Dataset excerpts: Begin
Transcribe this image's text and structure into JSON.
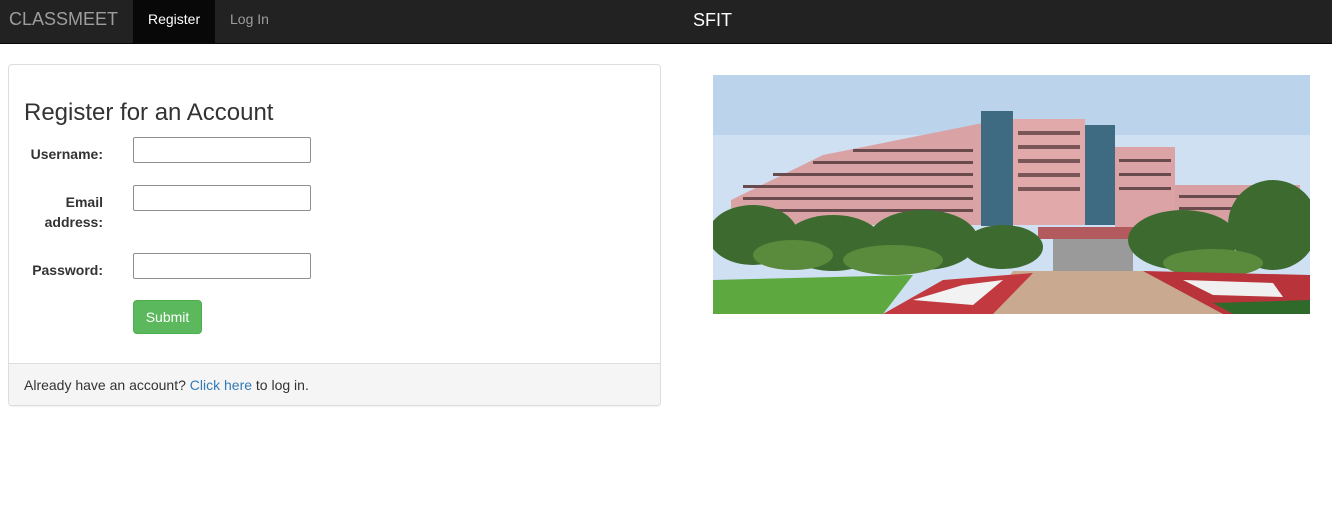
{
  "navbar": {
    "brand": "CLASSMEET",
    "items": [
      {
        "label": "Register",
        "active": true
      },
      {
        "label": "Log In",
        "active": false
      }
    ],
    "center_title": "SFIT",
    "bg_color": "#222222"
  },
  "form": {
    "title": "Register for an Account",
    "fields": [
      {
        "label": "Username:",
        "value": "",
        "placeholder": ""
      },
      {
        "label_lines": [
          "Email",
          "address:"
        ],
        "value": "",
        "placeholder": ""
      },
      {
        "label": "Password:",
        "value": "",
        "placeholder": ""
      }
    ],
    "submit_label": "Submit",
    "submit_color": "#5cb85c"
  },
  "footer": {
    "prefix": "Already have an account?",
    "link": "Click here",
    "suffix": "to log in.",
    "link_color": "#337ab7"
  },
  "campus_image": {
    "description_icon": "campus-building-photo"
  }
}
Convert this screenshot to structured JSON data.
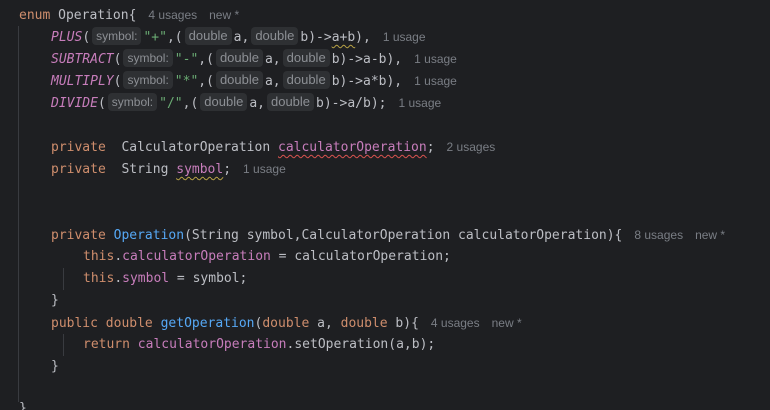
{
  "code": {
    "l1": {
      "kw": "enum",
      "name": "Operation",
      "brace": "{",
      "usage": "4 usages",
      "author": "new *"
    },
    "l2": {
      "const": "PLUS",
      "p1": "(",
      "hint_symbol": "symbol:",
      "str": "\"+\"",
      "p2": ",(",
      "type1": "double",
      "a": "a,",
      "type2": "double",
      "b": "b)->",
      "expr": "a+b",
      "end": "),",
      "usage": "1 usage"
    },
    "l3": {
      "const": "SUBTRACT",
      "p1": "(",
      "hint_symbol": "symbol:",
      "str": "\"-\"",
      "p2": ",(",
      "type1": "double",
      "a": "a,",
      "type2": "double",
      "b": "b)->a-b),",
      "usage": "1 usage"
    },
    "l4": {
      "const": "MULTIPLY",
      "p1": "(",
      "hint_symbol": "symbol:",
      "str": "\"*\"",
      "p2": ",(",
      "type1": "double",
      "a": "a,",
      "type2": "double",
      "b": "b)->a*b),",
      "usage": "1 usage"
    },
    "l5": {
      "const": "DIVIDE",
      "p1": "(",
      "hint_symbol": "symbol:",
      "str": "\"/\"",
      "p2": ",(",
      "type1": "double",
      "a": "a,",
      "type2": "double",
      "b": "b)->a/b);",
      "usage": "1 usage"
    },
    "l7": {
      "kw": "private",
      "type": "CalculatorOperation",
      "field": "calculatorOperation",
      "semi": ";",
      "usage": "2 usages"
    },
    "l8": {
      "kw": "private",
      "type": "String",
      "field": "symbol",
      "semi": ";",
      "usage": "1 usage"
    },
    "l11": {
      "kw": "private",
      "fn": "Operation",
      "params": "(String symbol,CalculatorOperation calculatorOperation){",
      "usage": "8 usages",
      "author": "new *"
    },
    "l12": {
      "kw": "this",
      "dot": ".",
      "field": "calculatorOperation",
      "rest": " = calculatorOperation;"
    },
    "l13": {
      "kw": "this",
      "dot": ".",
      "field": "symbol",
      "rest": " = symbol;"
    },
    "l14": {
      "brace": "}"
    },
    "l15": {
      "kw1": "public",
      "kw2": "double",
      "fn": "getOperation",
      "p_open": "(",
      "t1": "double",
      "a": " a, ",
      "t2": "double",
      "b": " b){",
      "usage": "4 usages",
      "author": "new *"
    },
    "l16": {
      "kw": "return",
      "field": "calculatorOperation",
      "rest": ".setOperation(a,b);"
    },
    "l17": {
      "brace": "}"
    },
    "l19": {
      "brace": "}"
    }
  }
}
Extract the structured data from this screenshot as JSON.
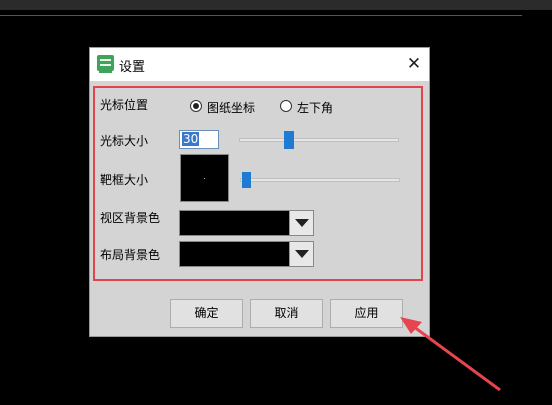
{
  "dialog": {
    "title": "设置",
    "close": "✕"
  },
  "cursor_position": {
    "label": "光标位置",
    "options": [
      "图纸坐标",
      "左下角"
    ],
    "selected": "图纸坐标"
  },
  "cursor_size": {
    "label": "光标大小",
    "value": "30",
    "slider_fraction": 0.22
  },
  "target_box_size": {
    "label": "靶框大小",
    "slider_fraction": 0.02
  },
  "viewport_background": {
    "label": "视区背景色",
    "value_color": "#000000"
  },
  "layout_background": {
    "label": "布局背景色",
    "value_color": "#000000"
  },
  "buttons": {
    "ok": "确定",
    "cancel": "取消",
    "apply": "应用"
  },
  "colors": {
    "highlight_border": "#e0444e",
    "slider_accent": "#1e7ad3",
    "arrow": "#e8444f"
  }
}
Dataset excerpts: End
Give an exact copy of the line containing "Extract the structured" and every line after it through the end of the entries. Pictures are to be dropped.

Extract the structured data from this screenshot as JSON.
{
  "dialog": {
    "title": "设置",
    "close": "✕"
  },
  "cursor_position": {
    "label": "光标位置",
    "options": [
      "图纸坐标",
      "左下角"
    ],
    "selected": "图纸坐标"
  },
  "cursor_size": {
    "label": "光标大小",
    "value": "30",
    "slider_fraction": 0.22
  },
  "target_box_size": {
    "label": "靶框大小",
    "slider_fraction": 0.02
  },
  "viewport_background": {
    "label": "视区背景色",
    "value_color": "#000000"
  },
  "layout_background": {
    "label": "布局背景色",
    "value_color": "#000000"
  },
  "buttons": {
    "ok": "确定",
    "cancel": "取消",
    "apply": "应用"
  },
  "colors": {
    "highlight_border": "#e0444e",
    "slider_accent": "#1e7ad3",
    "arrow": "#e8444f"
  }
}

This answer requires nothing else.